Because of that, in many cases human reason can lead different people
—even truly good Catholics—
to reach different conclusions and choices in particular situations.
Let me give you an example of this, something very controversial in our time.
As you may know, our Holy Father, Pope Francis,
has voiced his strong support for those who say
man is largely to blame for climate change,
and that man can correct it by changing his way of life.
Two of the Church’s doctrines he sees applying to this are
first, that we should not abuse the gifts that God has given us,
and second, that we should love our neighbor,
and so not harm our neighbor
by our neglect or abuse of the environment.
Okay, so far so good.
That is where we begin.
But then comes the hard part: applying doctrines to facts, with reason and grace,

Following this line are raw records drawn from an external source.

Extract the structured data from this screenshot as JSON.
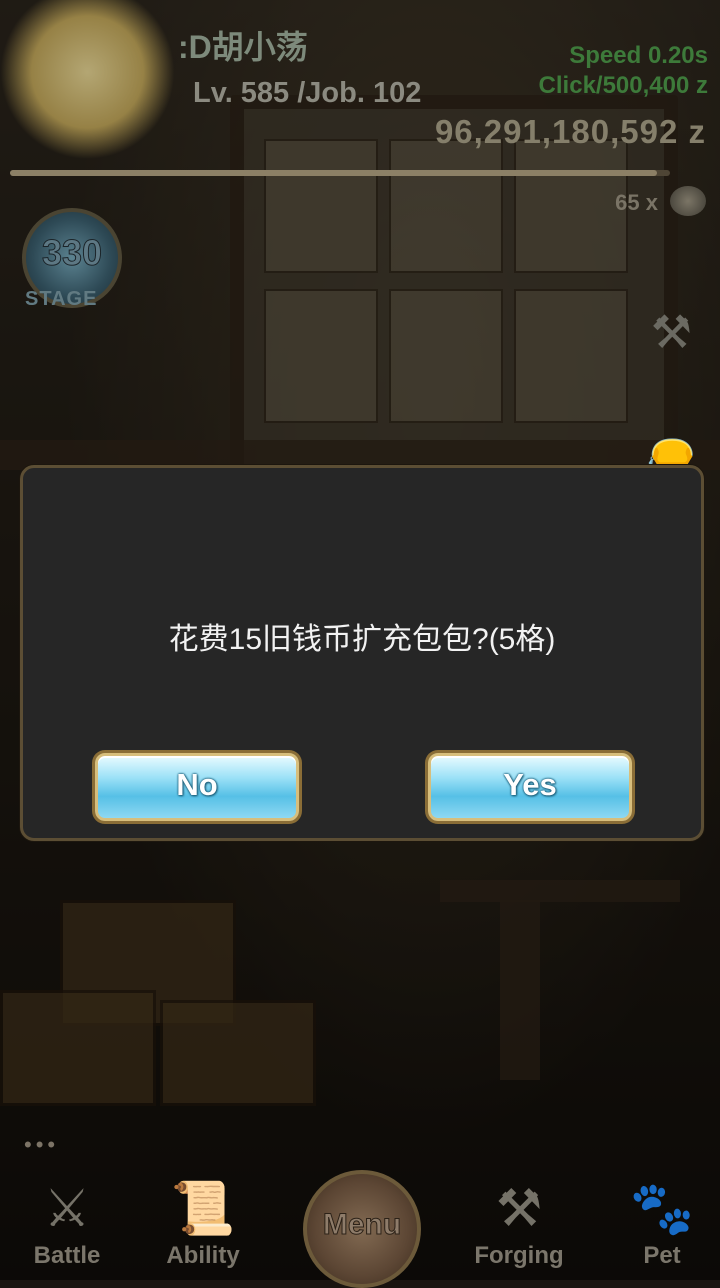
{
  "header": {
    "player_name": ":D胡小荡",
    "level": "Lv. 585 /Job. 102",
    "speed": "Speed 0.20s",
    "click_rate": "Click/500,400 z",
    "gold": "96,291,180,592 z",
    "coins": "65 x",
    "stage_number": "330",
    "stage_label": "STAGE",
    "progress": 0.98
  },
  "dialog": {
    "message": "花费15旧钱币扩充包包?(5格)",
    "no_label": "No",
    "yes_label": "Yes"
  },
  "page_dots": "•••",
  "nav": {
    "battle": "Battle",
    "ability": "Ability",
    "menu": "Menu",
    "forging": "Forging",
    "pet": "Pet"
  }
}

and making a prudential judgment.
All of us, including the pope, bring different factors to this choice,
and our minds process it differently.
We approach it from different perspectives and biases,

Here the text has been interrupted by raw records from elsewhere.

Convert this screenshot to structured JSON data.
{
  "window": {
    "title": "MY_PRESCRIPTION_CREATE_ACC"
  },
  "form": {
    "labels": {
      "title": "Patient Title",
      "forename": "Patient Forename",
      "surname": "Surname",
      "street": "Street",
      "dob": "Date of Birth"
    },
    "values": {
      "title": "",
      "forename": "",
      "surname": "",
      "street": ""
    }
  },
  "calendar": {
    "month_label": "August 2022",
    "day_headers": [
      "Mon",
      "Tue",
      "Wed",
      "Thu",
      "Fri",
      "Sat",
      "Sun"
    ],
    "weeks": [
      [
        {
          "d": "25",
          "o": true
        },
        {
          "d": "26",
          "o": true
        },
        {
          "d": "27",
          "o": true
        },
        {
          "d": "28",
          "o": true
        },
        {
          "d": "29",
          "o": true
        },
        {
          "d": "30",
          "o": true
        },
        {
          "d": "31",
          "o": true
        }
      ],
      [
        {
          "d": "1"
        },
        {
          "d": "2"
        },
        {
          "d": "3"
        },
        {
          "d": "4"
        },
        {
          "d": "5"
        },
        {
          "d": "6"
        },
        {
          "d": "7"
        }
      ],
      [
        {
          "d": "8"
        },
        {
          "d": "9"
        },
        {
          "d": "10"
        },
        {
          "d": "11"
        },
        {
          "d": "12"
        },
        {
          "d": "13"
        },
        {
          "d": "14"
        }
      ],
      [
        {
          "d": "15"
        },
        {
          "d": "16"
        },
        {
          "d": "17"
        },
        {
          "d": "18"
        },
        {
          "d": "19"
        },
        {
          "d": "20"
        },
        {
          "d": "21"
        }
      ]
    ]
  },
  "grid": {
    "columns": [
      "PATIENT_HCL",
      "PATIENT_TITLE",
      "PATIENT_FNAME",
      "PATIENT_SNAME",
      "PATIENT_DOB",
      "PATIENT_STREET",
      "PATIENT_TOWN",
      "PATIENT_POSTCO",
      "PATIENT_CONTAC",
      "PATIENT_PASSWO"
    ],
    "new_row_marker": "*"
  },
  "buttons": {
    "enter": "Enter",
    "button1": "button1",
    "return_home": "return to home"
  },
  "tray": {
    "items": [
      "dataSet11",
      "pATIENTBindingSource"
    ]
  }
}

we have different information, know different facts,
or see certain facts as more important than others,
or interpret them differently than each other.
I mean, even different scientists say different things.
So that even when we do our best, we can be right or wrong
when we make our prudential judgment—even the Pope can be wrong.
And so, when it comes to matters of prudential judgment,
as Pope Benedict XVI once wrote:
“…There may be a legitimate diversity of opinion”
even if it means “a Catholic were to be at odds with the Holy Father.”
Thus, while there are important doctrines involved here,
our response to claims of climate change, and mankind’s blame for it,
is, clearly, a matter of prudential judgment left to each individual.
Now, let me make sure we’re clear.
Some people try to argue that all choices and decisions
are a matter of prudential justice.
They are terribly wrong.
Catholic doctrine unambiguously holds that some things
are always wrong in themselves, “intrinsically evil,”
including things like murder, abortion contraception and homosexual acts.
So, for example, just like it is always evil to kill someone
simply because they are in the U.S. illegally,
it is also always evil to kill someone
simply because they are in their mommy’s wombs and unwanted.
No arguments to make, no prudential judgment involved,
just well settled doctrine.
Sometimes it’s hard to accept this:
that doctrine is not up to our particular judgment.
But if you want to cling to your own opinions
as if they are your most valuable possessions,
rather than embrace the clear doctrine of Christ and his Church,
Jesus says: “anyone of you who does not renounce all his possessions
cannot be my disciple.”
Now, some of you may think that I disagree with the Pope on climate change.
Maybe I do, and maybe I don’t.
Actually, I hope I’ve been careful not to interject
my own prudential judgment here.
Even so, sometimes a priest—whether he’s a Pope, Bishop or Pastor—
finds it necessary to share his judgment with his flock,
just as Pope Francis has done with climate change.
The problem is, sometimes people mistake
sharing prudential judgment with teaching doctrine.
And that’s a very dangerous mistake.
Because if Catholics don’t see the difference between doctrines and judgments, some Catholics might hear some really stupid judgment of a foolish priest
and rightly reject it as foolish,
but then think they can reject everything the foolish priest says,
even if it’s divinely inspired Church doctrine.
It happens all the time.
So when the Pope thinks he needs to intervene to stop climate change,
he’s going to use passionate language to communicate his zeal.
But, the thing is, he’s making a passionate plea
based on his own best prudential judgment
—not giving a catechesis on doctrine.
As we move more deeply into the mystery of this Holy Mass,
let us pray that,
following the truth revealed by Christ in the doctrines of His Holy Church,
and using right reason and the grace of the Holy Spirit,
[that] each of us, and our nation as a whole,
may be a true instrument of His will that God intends us to be.